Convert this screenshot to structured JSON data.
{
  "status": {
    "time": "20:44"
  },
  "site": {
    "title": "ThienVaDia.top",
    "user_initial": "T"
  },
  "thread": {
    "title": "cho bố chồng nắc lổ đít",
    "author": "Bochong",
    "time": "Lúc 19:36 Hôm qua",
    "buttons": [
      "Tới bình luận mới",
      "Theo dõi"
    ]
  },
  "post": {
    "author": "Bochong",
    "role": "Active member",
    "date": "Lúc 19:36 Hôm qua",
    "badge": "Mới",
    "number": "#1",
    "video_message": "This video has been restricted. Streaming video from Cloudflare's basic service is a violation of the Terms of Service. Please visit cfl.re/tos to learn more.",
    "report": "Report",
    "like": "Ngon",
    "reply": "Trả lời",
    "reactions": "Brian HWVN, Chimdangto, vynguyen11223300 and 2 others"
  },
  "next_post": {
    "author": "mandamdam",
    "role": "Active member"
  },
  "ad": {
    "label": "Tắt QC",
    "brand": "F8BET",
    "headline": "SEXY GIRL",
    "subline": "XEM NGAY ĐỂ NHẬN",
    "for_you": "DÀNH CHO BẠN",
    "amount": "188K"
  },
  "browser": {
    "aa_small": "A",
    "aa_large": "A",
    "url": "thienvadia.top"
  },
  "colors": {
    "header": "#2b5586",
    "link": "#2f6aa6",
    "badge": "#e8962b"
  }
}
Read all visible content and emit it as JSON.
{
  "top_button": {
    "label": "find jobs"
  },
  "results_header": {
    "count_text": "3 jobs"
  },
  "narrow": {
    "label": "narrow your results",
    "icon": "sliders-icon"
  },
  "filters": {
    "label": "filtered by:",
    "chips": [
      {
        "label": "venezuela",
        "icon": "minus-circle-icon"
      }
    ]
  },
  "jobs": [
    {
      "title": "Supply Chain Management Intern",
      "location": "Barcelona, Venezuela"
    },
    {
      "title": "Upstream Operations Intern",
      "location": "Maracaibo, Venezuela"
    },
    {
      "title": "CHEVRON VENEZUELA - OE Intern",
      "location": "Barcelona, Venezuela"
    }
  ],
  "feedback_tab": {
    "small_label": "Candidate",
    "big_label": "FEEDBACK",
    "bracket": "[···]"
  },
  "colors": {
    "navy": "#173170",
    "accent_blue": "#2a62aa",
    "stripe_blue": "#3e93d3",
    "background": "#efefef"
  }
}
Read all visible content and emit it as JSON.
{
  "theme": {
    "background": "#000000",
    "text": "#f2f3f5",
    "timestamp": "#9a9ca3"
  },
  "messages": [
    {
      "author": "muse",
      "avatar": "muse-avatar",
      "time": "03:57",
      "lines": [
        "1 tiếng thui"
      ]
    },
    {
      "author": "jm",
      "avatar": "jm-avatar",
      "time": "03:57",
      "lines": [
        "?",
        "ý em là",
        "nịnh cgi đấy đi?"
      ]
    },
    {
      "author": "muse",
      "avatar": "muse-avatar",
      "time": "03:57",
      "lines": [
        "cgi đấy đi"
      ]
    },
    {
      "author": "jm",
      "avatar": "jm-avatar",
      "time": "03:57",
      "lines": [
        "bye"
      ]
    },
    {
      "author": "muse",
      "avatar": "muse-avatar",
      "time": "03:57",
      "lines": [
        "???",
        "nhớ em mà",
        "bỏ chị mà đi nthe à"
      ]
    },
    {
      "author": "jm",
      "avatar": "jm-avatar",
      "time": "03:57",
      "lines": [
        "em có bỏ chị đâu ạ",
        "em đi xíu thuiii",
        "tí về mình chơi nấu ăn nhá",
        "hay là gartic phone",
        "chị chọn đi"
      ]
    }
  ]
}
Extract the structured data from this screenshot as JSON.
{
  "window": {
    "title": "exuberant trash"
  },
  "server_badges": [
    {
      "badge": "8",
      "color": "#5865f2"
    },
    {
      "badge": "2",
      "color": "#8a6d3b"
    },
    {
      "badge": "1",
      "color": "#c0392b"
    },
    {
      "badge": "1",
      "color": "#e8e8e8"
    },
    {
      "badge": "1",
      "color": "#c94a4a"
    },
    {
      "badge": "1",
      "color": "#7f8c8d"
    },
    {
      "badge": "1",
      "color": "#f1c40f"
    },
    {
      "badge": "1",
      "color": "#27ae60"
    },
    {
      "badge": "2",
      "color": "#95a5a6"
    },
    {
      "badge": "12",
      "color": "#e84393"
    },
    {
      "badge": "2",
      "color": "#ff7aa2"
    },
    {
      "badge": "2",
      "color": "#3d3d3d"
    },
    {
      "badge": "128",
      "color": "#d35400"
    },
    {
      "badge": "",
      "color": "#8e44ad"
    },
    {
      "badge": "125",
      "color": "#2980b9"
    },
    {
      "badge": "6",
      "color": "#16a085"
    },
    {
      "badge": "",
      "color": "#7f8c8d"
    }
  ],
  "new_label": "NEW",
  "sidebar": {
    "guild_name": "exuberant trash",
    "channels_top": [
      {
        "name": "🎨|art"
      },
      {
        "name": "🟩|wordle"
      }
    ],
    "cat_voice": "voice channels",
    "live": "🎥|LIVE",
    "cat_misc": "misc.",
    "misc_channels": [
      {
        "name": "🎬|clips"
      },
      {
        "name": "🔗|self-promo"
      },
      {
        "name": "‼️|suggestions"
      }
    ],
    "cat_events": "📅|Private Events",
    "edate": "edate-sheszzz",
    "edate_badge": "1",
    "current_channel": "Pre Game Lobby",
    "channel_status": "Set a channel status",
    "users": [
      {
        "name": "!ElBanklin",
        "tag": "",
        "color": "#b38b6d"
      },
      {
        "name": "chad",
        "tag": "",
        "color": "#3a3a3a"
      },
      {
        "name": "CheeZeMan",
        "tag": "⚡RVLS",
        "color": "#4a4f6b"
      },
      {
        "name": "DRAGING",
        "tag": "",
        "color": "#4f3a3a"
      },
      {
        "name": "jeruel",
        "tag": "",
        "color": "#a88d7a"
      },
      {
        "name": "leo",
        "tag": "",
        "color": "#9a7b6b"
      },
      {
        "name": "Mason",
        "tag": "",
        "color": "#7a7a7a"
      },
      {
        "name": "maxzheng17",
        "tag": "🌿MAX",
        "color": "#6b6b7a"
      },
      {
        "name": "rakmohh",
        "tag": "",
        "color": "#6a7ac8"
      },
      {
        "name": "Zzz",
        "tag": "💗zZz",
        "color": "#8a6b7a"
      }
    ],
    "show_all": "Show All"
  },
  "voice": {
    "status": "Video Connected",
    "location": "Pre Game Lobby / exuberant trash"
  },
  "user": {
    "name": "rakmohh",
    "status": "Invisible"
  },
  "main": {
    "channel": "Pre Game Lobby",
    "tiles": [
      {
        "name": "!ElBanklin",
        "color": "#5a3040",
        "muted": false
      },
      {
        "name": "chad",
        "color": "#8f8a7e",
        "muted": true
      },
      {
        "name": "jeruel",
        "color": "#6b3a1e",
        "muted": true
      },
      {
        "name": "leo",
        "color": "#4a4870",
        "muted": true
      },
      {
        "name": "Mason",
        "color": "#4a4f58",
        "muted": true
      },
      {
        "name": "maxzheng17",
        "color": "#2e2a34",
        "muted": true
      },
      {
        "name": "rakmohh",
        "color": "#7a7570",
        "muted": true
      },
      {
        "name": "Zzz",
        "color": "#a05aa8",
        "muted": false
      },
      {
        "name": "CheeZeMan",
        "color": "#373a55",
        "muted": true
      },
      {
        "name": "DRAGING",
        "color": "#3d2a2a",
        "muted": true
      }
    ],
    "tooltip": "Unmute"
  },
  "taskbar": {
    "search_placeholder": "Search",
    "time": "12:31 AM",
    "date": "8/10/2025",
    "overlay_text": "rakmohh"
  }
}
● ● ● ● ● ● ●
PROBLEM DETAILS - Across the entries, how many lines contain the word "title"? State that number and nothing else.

YOUR SOLUTION - 6